What's The Deal: Any cineaste worth their indie/art house cred should devour Great Directors with gusto, sending documentarian Ismailos envious thoughts the whole while simply for her intimate access to the likes of Bertolucci, Lynch, Breillat, and their estimable peers. Just imagine: An afternoon spent with Agnes Varda, in the very courtyard abode she shared with Jacques Demy! Waxing poetic with Bertolucci on Pier Pasolini, or geeking out with Todd Haynes on the oeuvre of Rainier Werner Fassbinder! Film nerds will likely find Great Directors a lovely, brisk jaunt through contemporary film history as experienced by these American and European film icons, even if the wealth of wisdom from any one of these filmmakers alone surely could have filled its own two-hour documentary.
Ismailos's Biggest Misstep: Inserting gratuitous shots of herself into the assemblage of "great directors" on the screen. A striking blonde she surely is, but Ismailos's conceit isn't just jarring, it's immodest without justification -- especially when she edits her own reaction shots into the conversation or films herself walking artfully through evocative architecture in silent contemplation.
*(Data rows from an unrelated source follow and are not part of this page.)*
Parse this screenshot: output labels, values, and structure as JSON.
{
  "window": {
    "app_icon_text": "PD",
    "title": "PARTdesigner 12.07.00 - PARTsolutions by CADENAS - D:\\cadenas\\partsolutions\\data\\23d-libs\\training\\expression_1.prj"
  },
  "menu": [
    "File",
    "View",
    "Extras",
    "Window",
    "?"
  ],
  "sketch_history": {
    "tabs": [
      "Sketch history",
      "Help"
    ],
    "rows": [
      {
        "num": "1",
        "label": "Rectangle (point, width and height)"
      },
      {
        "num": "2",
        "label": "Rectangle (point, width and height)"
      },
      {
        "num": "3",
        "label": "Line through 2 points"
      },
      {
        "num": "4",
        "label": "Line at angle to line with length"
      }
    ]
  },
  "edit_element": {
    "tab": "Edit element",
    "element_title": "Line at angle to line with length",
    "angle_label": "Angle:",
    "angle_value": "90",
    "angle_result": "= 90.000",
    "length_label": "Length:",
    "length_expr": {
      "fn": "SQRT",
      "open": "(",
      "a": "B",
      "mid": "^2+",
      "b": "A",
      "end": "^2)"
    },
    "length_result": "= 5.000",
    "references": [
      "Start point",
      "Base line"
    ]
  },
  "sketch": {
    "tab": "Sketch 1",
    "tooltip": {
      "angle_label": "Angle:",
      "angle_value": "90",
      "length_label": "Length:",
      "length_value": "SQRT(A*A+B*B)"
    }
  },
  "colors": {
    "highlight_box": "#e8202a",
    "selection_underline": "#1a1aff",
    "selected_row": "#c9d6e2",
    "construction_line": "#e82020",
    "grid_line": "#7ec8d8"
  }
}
Great Directors may be the only documentary about film in which more attention is occasionally drawn to the documentarian's own fashion stylings than to the actual works of cinema being discussed.
What Makes Up For That Filmmaking Flub: The fascinating universal themes and topics that surface, linking disparate directors of differing nationalities, cultures, and generations, including but not limited to: their youthful discoveries of film as art medium; the perception and reality of working in Hollywood (i.e., Lynch on Dune); that lingering doubt that drives every artist; how personal politics seep into film, whether in gay, British, feminist, or other subgenres.
Sample Quotes And Bon Mots: "[It was] a beautifully photographed… piece of s**t." -- John Sayles on The Patriot, discussing his conflicted relationship with the Hollywood machine.
"My most spiritual film." -- David Lynch on Eraserhead, the early independent film that got Mel Brooks to approve him as director on The Elephant Man.
"I think he gave me an enormous part of himself." -- Bernardo Bertolucci on Marlon Brando during the making of Last Tango in Paris.
"I am a granddaughter of Bergman. Had I not seen The Naked Night at 12 years old, I would have never become a filmmaker." -- Catherine Breillat on her formative cinematic influence, Ingmar Bergman.